Foggy, in turn, has his fair share of life to synopsize. It feels fair. It’s also unbalanced because at the end of the day, Foggy just hasn’t been through the same shit, but he hopes Frank appreciates the gesture.
“We still good?” Frank asks when they’re done baring their souls to each other. Foggy kisses him on the face in response.
“Yeah. We’re still good.”
“You still want to do this?”
“Well, if you’re willing to have me.”
“You’re an idiot, you know that?”
Foggy chuckles and shifts closer. “I’ve been told once or twice.”
Frank stays the next morning. And the morning after that. On Monday, they head to work at the same time, Frank decked out in bright orange and a hard hat, and Foggy in his standard suit. They kiss a little by the door.
When Matt walks in, he’s very vocal about his displeasure. Karen claps and pats Foggy on the back.
When Frank goes out at night, he always gives Foggy a body count. It’s less an ideal, but Foggy would rather have this than nothing. He counts it as progress that the number decreases over time, even if the number of capped knees do not.
Sometimes they discuss the irredeemable. People who seem to enjoy hurting people, people who hurt kids, people who just don’t seem to care much about the lives of others. People in positions of power stomping on everything in their path for more power. Sometimes, Foggy does reluctantly give the go-ahead and Frank gets tense around him for a few days.
Regardless, they keep a well stocked first-aid kit and Foggy never refuses to use it.
Matt comes by sometimes, like he always does, and doesn’t stop glaring in Frank’s direction every time they’re in the same room. Eventually, though, his complaining about Frank’s scent starts to diminish. Foggy starts counting all the news reports of the Daredevil and the Punisher working together. Not every night. Nothing close to every night, but often enough that Foggy feels at ease.

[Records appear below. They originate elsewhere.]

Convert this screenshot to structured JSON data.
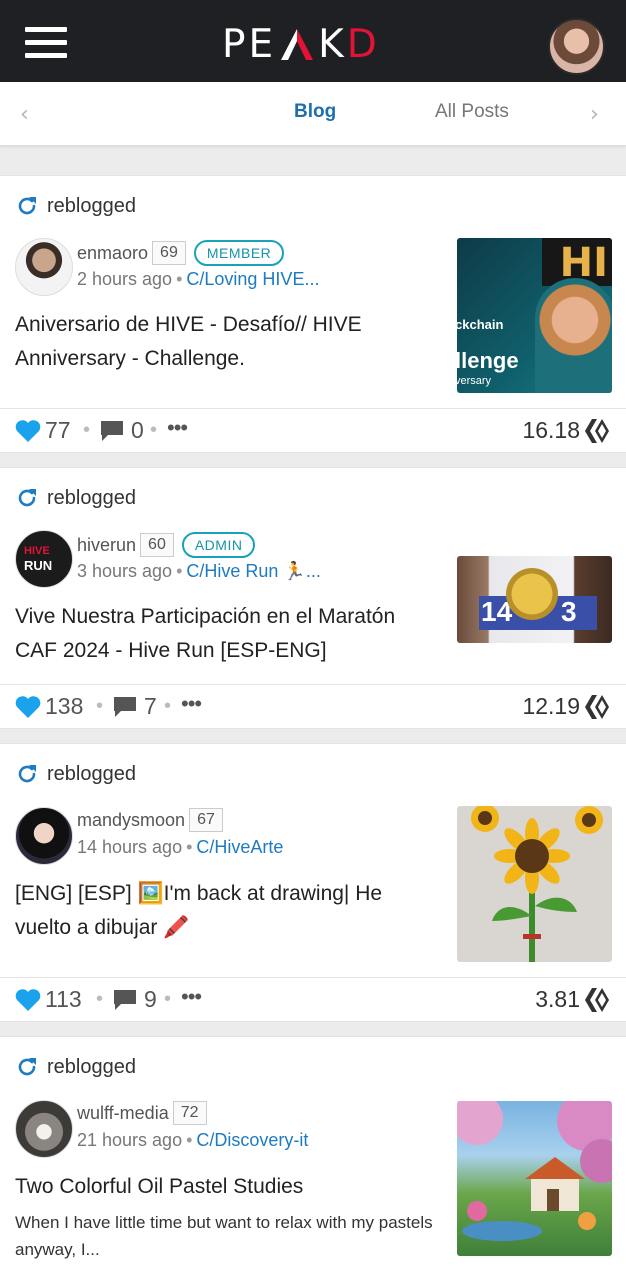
{
  "header": {
    "logo_left": "PE",
    "logo_right": "K",
    "logo_accent": "D"
  },
  "tabs": {
    "active": "Blog",
    "inactive": "All Posts"
  },
  "posts": [
    {
      "reblog_label": "reblogged",
      "author": "enmaoro",
      "reputation": "69",
      "role": "MEMBER",
      "time": "2 hours ago",
      "community": "C/Loving HIVE...",
      "title": "Aniversario de HIVE - Desafío// HIVE Anniversary - Challenge.",
      "upvotes": "77",
      "comments": "0",
      "payout": "16.18",
      "thumb_text_1": "ckchain",
      "thumb_text_2": "llenge",
      "thumb_text_3": "versary",
      "thumb_text_4": "HI"
    },
    {
      "reblog_label": "reblogged",
      "author": "hiverun",
      "reputation": "60",
      "role": "ADMIN",
      "time": "3 hours ago",
      "community": "C/Hive Run 🏃...",
      "title": "Vive Nuestra Participación en el Maratón CAF 2024 - Hive Run [ESP-ENG]",
      "upvotes": "138",
      "comments": "7",
      "payout": "12.19",
      "avatar_text_1": "HIVE",
      "avatar_text_2": "RUN",
      "thumb_text_1": "14",
      "thumb_text_2": "3"
    },
    {
      "reblog_label": "reblogged",
      "author": "mandysmoon",
      "reputation": "67",
      "time": "14 hours ago",
      "community": "C/HiveArte",
      "title": "[ENG] [ESP] 🖼️I'm back at drawing| He vuelto a dibujar 🖍️",
      "upvotes": "113",
      "comments": "9",
      "payout": "3.81"
    },
    {
      "reblog_label": "reblogged",
      "author": "wulff-media",
      "reputation": "72",
      "time": "21 hours ago",
      "community": "C/Discovery-it",
      "title": "Two Colorful Oil Pastel Studies",
      "excerpt": "When I have little time but want to relax with my pastels anyway, I..."
    }
  ],
  "colors": {
    "topbar": "#1f2024",
    "brand_red": "#e31337",
    "link_blue": "#1e7bc0",
    "heart_blue": "#1aa3ec",
    "badge_teal": "#17a2b8"
  }
}
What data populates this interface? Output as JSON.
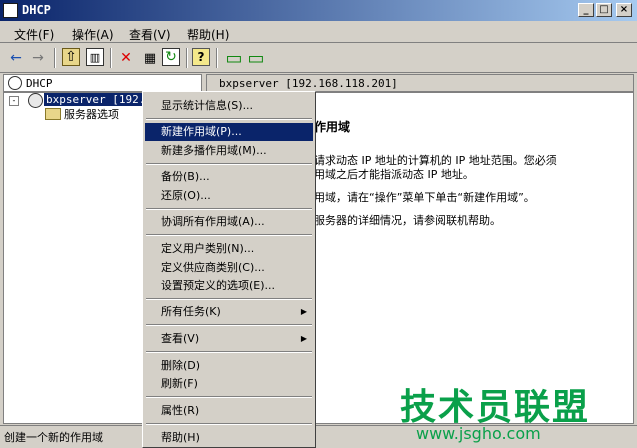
{
  "window": {
    "title": "DHCP",
    "min": "_",
    "max": "□",
    "close": "×"
  },
  "menubar": [
    "文件(F)",
    "操作(A)",
    "查看(V)",
    "帮助(H)"
  ],
  "toolbar": {
    "back": "←",
    "forward": "→",
    "up": "⇧",
    "show_tree": "▥",
    "delete": "✕",
    "properties": "▦",
    "refresh": "↻",
    "help": "?",
    "console1": "▭",
    "console2": "▭"
  },
  "tree": {
    "header": "DHCP",
    "server": "bxpserver [192.1",
    "options": "服务器选项"
  },
  "right": {
    "header": "bxpserver [192.168.118.201]",
    "heading": "作用域",
    "lines": [
      "请求动态 IP 地址的计算机的 IP 地址范围。您必须",
      "用域之后才能指派动态 IP 地址。",
      "用域，请在“操作”菜单下单击“新建作用域”。",
      "服务器的详细情况，请参阅联机帮助。"
    ]
  },
  "context_menu": [
    "显示统计信息(S)...",
    "新建作用域(P)...",
    "新建多播作用域(M)...",
    "备份(B)...",
    "还原(O)...",
    "协调所有作用域(A)...",
    "定义用户类别(N)...",
    "定义供应商类别(C)...",
    "设置预定义的选项(E)...",
    "所有任务(K)",
    "查看(V)",
    "删除(D)",
    "刷新(F)",
    "属性(R)",
    "帮助(H)"
  ],
  "status": "创建一个新的作用域",
  "watermark": {
    "main": "技术员联盟",
    "url": "www.jsgho.com"
  },
  "colors": {
    "titlebar": "#0a246a",
    "highlight": "#0a246a",
    "face": "#d4d0c8",
    "watermark": "#0aa04a"
  }
}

They have brunches with Karen, the two of them. Sometimes Frank and Karen partner up on investigations together and they seem to have more fun now that Frank isn’t just trying to kill everyone on sight. Foggy’s proud whenever it feels like Frank found a new friend on the field or comes home with a casserole or bundt cake someone gives him in gratitude.
The nightmares don’t stop, and Frank sometimes has whole episodes where he’s out of the house and no one can track him. At the end of it, though, he comes home and cooks something for Foggy and they talk it out. They manage.
Months and months in, they’ve reached a comfortable stasis. Foggy lets himself get used to it.